If you compete in SoCal autocross or you were at Lincoln, Nebraska for this year’s SCCA Solo National championships, you probably have seen Robert Hess in his bright yellow Mazda Miata covered in cancer awareness slogans. As you may have read in a previous article, Robert is an “accidental cancer survivor” who uses his bright yellow Miata to bring his cancer non-profit’s early detection message to the motorsports community.
The two most common cancers in America are breast and prostate cancer. The best defense against these cancers is screening and early detection. After advocating for early detection for more than a decade, Hess created the “Couples Conquering Cancer” program to get men and women working together to increase annual cancer screening rates.
With the International Olympic committee adding mixed-gender team sports in track and field, swimming, and triathlon to the 2020 summer Olympic games in Tokyo, Hess saw an opportunity to create something unique in motorsports and connected with the SCCA Cal Club Autocross Board about creating a male/female team autocross event.
And, on October 21, 2018, Cal Club Autocross and the Cancer Journeys Foundation hosted the first ever mixed-gender team autocross competition – The “Stop Cancer Challenge” at the Auto Club Speedway in Fontana, California.
Robert Hess and his wife Melissa raced in their 378/873 Mazda Miata against 15 other teams in four age categories using the PAX index to determine the winners. The Stop Cancer Challenge was Melissa’s first motorsports competition event and she “loved it.” First place winners received trophies while second and third place teams received coveted Cancer Journeys Foundation “CJ” mascot smart phone holders.

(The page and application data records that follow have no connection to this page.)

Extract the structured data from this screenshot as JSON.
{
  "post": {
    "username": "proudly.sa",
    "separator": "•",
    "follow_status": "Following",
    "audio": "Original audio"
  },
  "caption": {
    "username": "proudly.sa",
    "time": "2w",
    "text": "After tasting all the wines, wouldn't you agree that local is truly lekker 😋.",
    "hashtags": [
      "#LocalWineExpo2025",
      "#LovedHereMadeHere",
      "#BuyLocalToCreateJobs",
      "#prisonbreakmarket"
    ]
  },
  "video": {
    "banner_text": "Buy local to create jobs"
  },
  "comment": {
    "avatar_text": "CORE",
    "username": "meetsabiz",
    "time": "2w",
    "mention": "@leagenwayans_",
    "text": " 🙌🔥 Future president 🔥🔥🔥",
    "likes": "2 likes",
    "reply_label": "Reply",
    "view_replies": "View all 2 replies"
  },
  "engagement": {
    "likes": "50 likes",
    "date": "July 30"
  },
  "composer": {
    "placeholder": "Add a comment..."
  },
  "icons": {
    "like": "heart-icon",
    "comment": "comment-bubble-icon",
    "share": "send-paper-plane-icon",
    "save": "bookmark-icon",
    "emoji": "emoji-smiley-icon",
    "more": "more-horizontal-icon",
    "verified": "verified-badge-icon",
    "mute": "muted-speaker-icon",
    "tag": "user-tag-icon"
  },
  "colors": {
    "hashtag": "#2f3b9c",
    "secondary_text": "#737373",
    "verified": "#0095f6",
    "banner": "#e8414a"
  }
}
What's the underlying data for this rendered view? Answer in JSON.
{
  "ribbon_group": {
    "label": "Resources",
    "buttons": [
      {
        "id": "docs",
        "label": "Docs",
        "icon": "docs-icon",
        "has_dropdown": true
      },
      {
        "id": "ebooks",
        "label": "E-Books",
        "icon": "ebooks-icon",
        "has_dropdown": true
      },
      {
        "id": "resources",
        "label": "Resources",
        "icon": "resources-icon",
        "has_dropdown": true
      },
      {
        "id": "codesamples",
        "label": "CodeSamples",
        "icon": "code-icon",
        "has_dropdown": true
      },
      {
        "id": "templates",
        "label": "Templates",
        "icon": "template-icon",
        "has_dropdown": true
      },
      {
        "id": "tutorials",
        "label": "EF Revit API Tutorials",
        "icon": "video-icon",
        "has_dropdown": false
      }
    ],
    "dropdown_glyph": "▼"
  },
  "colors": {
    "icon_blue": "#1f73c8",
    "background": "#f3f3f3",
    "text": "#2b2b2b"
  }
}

“I’ve been trying to get Melissa to try autocross for three years with no luck. But she agreed to support the cancer awareness program. She was pretty nervous during her first few practice runs, but then found the throttle,” said Hess.
Hess mimics the SCCA’s #funwithcars slogan with the #StopCancerWithCars hashtag. He notes that the mixed-gender team format offers our sport a number of benefits: 1) growth in the sport through more women competitors, 2) another competitive dimension with minimal additional organizational complexity and, of course, 3) a great opportunity for men and women to think about and schedule those annual cancer screening tests.
“Tara Johns is doing a great job of exposing motorsports to women. My goal is to support Tara’s effort with our mixed-gender team program. Women have a lot on their plates in life and they need a reason to spend time on an activity. I’m hoping that stopping cancer and spending time with their significant other will be that catalyst.”
Looking to the future, Hess would love to see a mixed-gender team challenge added to Solo Nationals and to the national Time trial competition. “I think mixed-gender team competitions would add a unique and valuable dimension to our sport,” said Hess.
Anyone interested in hosting a #StopCancer autocross challenge can contact Robert Hess for events details. #RaceOn and #StopCancerChallenge.